> [What this task involves]: Without including any pictures, give back all of the data exactly.
=== Section Start ===
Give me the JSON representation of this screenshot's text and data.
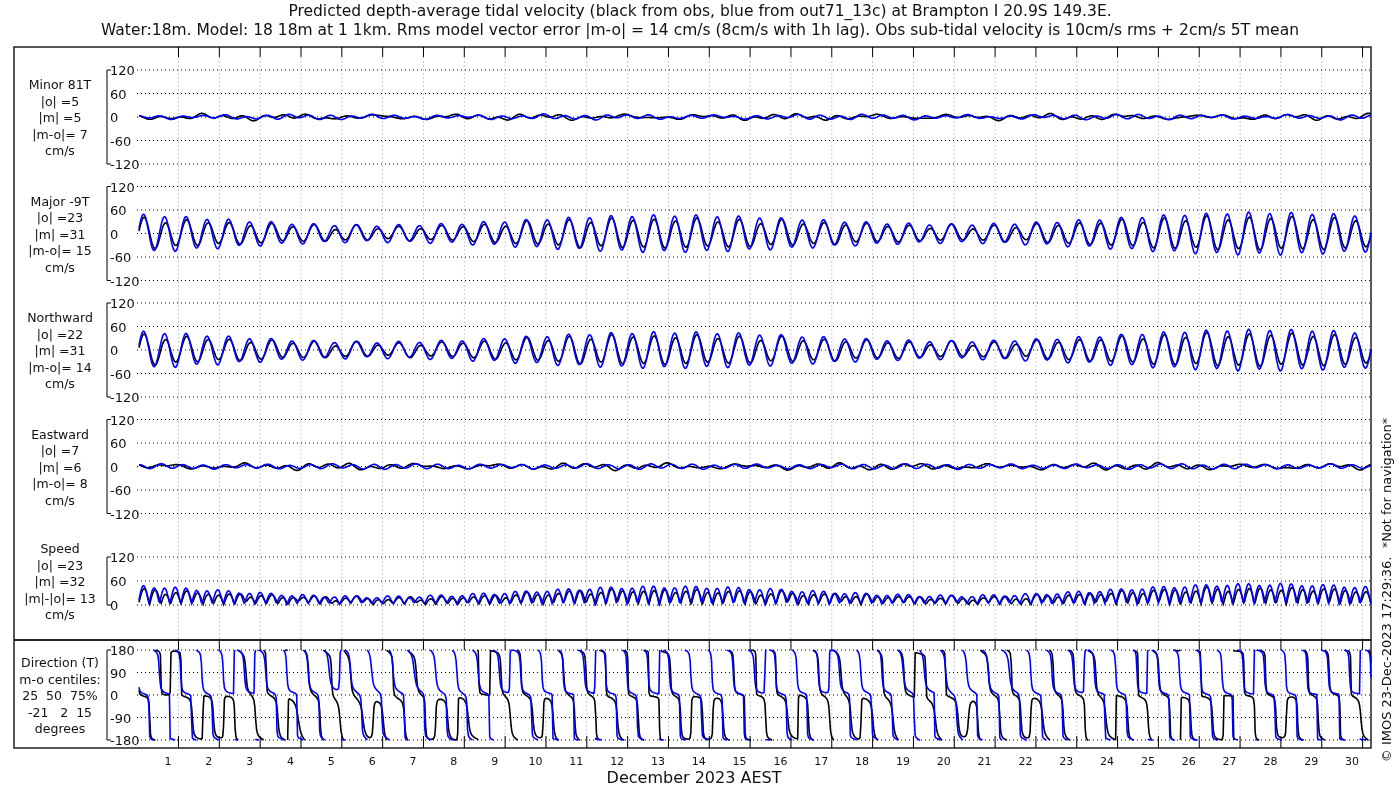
{
  "title_lines": [
    "Predicted depth-average tidal velocity (black from obs, blue from out71_13c) at Brampton I 20.9S 149.3E.",
    "Water:18m. Model: 18 18m at 1 1km. Rms model vector error |m-o| = 14 cm/s (8cm/s with 1h lag). Obs sub-tidal velocity is 10cm/s rms + 2cm/s 5T mean"
  ],
  "panels": [
    {
      "kind": "minor",
      "labels": [
        "Minor 81T",
        "|o| =5",
        "|m| =5",
        "|m-o|= 7",
        "cm/s"
      ],
      "yticks": [
        "120",
        "60",
        "0",
        "-60",
        "-120"
      ]
    },
    {
      "kind": "major",
      "labels": [
        "Major -9T",
        "|o| =23",
        "|m| =31",
        "|m-o|= 15",
        "cm/s"
      ],
      "yticks": [
        "120",
        "60",
        "0",
        "-60",
        "-120"
      ]
    },
    {
      "kind": "northward",
      "labels": [
        "Northward",
        "|o| =22",
        "|m| =31",
        "|m-o|= 14",
        "cm/s"
      ],
      "yticks": [
        "120",
        "60",
        "0",
        "-60",
        "-120"
      ]
    },
    {
      "kind": "eastward",
      "labels": [
        "Eastward",
        "|o| =7",
        "|m| =6",
        "|m-o|= 8",
        "cm/s"
      ],
      "yticks": [
        "120",
        "60",
        "0",
        "-60",
        "-120"
      ]
    },
    {
      "kind": "speed",
      "labels": [
        "Speed",
        "|o| =23",
        "|m| =32",
        "|m|-|o|= 13",
        "cm/s"
      ],
      "yticks": [
        "120",
        "60",
        "0"
      ]
    },
    {
      "kind": "direction",
      "labels": [
        "Direction (T)",
        "m-o centiles:",
        "25  50  75%",
        "-21   2  15",
        "degrees"
      ],
      "yticks": [
        "180",
        "90",
        "0",
        "-90",
        "-180"
      ]
    }
  ],
  "x_axis": {
    "day_labels": [
      "1",
      "2",
      "3",
      "4",
      "5",
      "6",
      "7",
      "8",
      "9",
      "10",
      "11",
      "12",
      "13",
      "14",
      "15",
      "16",
      "17",
      "18",
      "19",
      "20",
      "21",
      "22",
      "23",
      "24",
      "25",
      "26",
      "27",
      "28",
      "29",
      "30"
    ],
    "label": "December 2023 AEST"
  },
  "side_note": "© IMOS 23-Dec-2023 17:29:36.  *Not for navigation*"
}
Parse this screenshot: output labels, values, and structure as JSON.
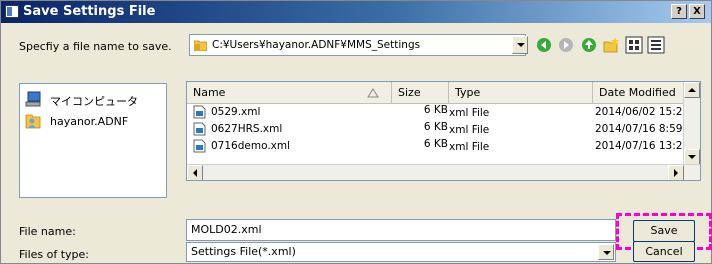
{
  "window": {
    "title": "Save Settings File",
    "help_btn": "?",
    "close_btn": "X"
  },
  "save_in": {
    "label": "Specfiy a file name to save.",
    "path": "C:¥Users¥hayanor.ADNF¥MMS_Settings"
  },
  "toolbar": {
    "icons": [
      "back-icon",
      "forward-icon",
      "up-folder-icon",
      "new-folder-icon",
      "list-view-icon",
      "details-view-icon"
    ]
  },
  "places": [
    {
      "label": "マイコンピュータ",
      "icon": "computer-icon"
    },
    {
      "label": "hayanor.ADNF",
      "icon": "user-folder-icon"
    }
  ],
  "file_list": {
    "columns": [
      "Name",
      "Size",
      "Type",
      "Date Modified"
    ],
    "rows": [
      {
        "name": "0529.xml",
        "size": "6 KB",
        "type": "xml File",
        "date": "2014/06/02 15:2"
      },
      {
        "name": "0627HRS.xml",
        "size": "6 KB",
        "type": "xml File",
        "date": "2014/07/16 8:59"
      },
      {
        "name": "0716demo.xml",
        "size": "6 KB",
        "type": "xml File",
        "date": "2014/07/16 13:2"
      }
    ]
  },
  "file_name": {
    "label": "File name:",
    "value": "MOLD02.xml"
  },
  "file_type": {
    "label": "Files of type:",
    "value": "Settings File(*.xml)"
  },
  "buttons": {
    "save": "Save",
    "cancel": "Cancel"
  },
  "colors": {
    "highlight": "#ff00cc",
    "titlebar": "#0a246a"
  }
}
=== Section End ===
> [Result]:
Give me the JSON representation of this screenshot's text and data.
{
  "title_lines": [
    "Predicted depth-average tidal velocity (black from obs, blue from out71_13c) at Brampton I 20.9S 149.3E.",
    "Water:18m. Model: 18 18m at 1 1km. Rms model vector error |m-o| = 14 cm/s (8cm/s with 1h lag). Obs sub-tidal velocity is 10cm/s rms + 2cm/s 5T mean"
  ],
  "panels": [
    {
      "kind": "minor",
      "labels": [
        "Minor 81T",
        "|o| =5",
        "|m| =5",
        "|m-o|= 7",
        "cm/s"
      ],
      "yticks": [
        "120",
        "60",
        "0",
        "-60",
        "-120"
      ]
    },
    {
      "kind": "major",
      "labels": [
        "Major -9T",
        "|o| =23",
        "|m| =31",
        "|m-o|= 15",
        "cm/s"
      ],
      "yticks": [
        "120",
        "60",
        "0",
        "-60",
        "-120"
      ]
    },
    {
      "kind": "northward",
      "labels": [
        "Northward",
        "|o| =22",
        "|m| =31",
        "|m-o|= 14",
        "cm/s"
      ],
      "yticks": [
        "120",
        "60",
        "0",
        "-60",
        "-120"
      ]
    },
    {
      "kind": "eastward",
      "labels": [
        "Eastward",
        "|o| =7",
        "|m| =6",
        "|m-o|= 8",
        "cm/s"
      ],
      "yticks": [
        "120",
        "60",
        "0",
        "-60",
        "-120"
      ]
    },
    {
      "kind": "speed",
      "labels": [
        "Speed",
        "|o| =23",
        "|m| =32",
        "|m|-|o|= 13",
        "cm/s"
      ],
      "yticks": [
        "120",
        "60",
        "0"
      ]
    },
    {
      "kind": "direction",
      "labels": [
        "Direction (T)",
        "m-o centiles:",
        "25  50  75%",
        "-21   2  15",
        "degrees"
      ],
      "yticks": [
        "180",
        "90",
        "0",
        "-90",
        "-180"
      ]
    }
  ],
  "x_axis": {
    "day_labels": [
      "1",
      "2",
      "3",
      "4",
      "5",
      "6",
      "7",
      "8",
      "9",
      "10",
      "11",
      "12",
      "13",
      "14",
      "15",
      "16",
      "17",
      "18",
      "19",
      "20",
      "21",
      "22",
      "23",
      "24",
      "25",
      "26",
      "27",
      "28",
      "29",
      "30"
    ],
    "label": "December 2023 AEST"
  },
  "side_note": "© IMOS 23-Dec-2023 17:29:36.  *Not for navigation*"
}
Parse this screenshot: output labels, values, and structure as JSON.
{
  "window": {
    "title": "Save Settings File",
    "help_btn": "?",
    "close_btn": "X"
  },
  "save_in": {
    "label": "Specfiy a file name to save.",
    "path": "C:¥Users¥hayanor.ADNF¥MMS_Settings"
  },
  "toolbar": {
    "icons": [
      "back-icon",
      "forward-icon",
      "up-folder-icon",
      "new-folder-icon",
      "list-view-icon",
      "details-view-icon"
    ]
  },
  "places": [
    {
      "label": "マイコンピュータ",
      "icon": "computer-icon"
    },
    {
      "label": "hayanor.ADNF",
      "icon": "user-folder-icon"
    }
  ],
  "file_list": {
    "columns": [
      "Name",
      "Size",
      "Type",
      "Date Modified"
    ],
    "rows": [
      {
        "name": "0529.xml",
        "size": "6 KB",
        "type": "xml File",
        "date": "2014/06/02 15:2"
      },
      {
        "name": "0627HRS.xml",
        "size": "6 KB",
        "type": "xml File",
        "date": "2014/07/16 8:59"
      },
      {
        "name": "0716demo.xml",
        "size": "6 KB",
        "type": "xml File",
        "date": "2014/07/16 13:2"
      }
    ]
  },
  "file_name": {
    "label": "File name:",
    "value": "MOLD02.xml"
  },
  "file_type": {
    "label": "Files of type:",
    "value": "Settings File(*.xml)"
  },
  "buttons": {
    "save": "Save",
    "cancel": "Cancel"
  },
  "colors": {
    "highlight": "#ff00cc",
    "titlebar": "#0a246a"
  }
}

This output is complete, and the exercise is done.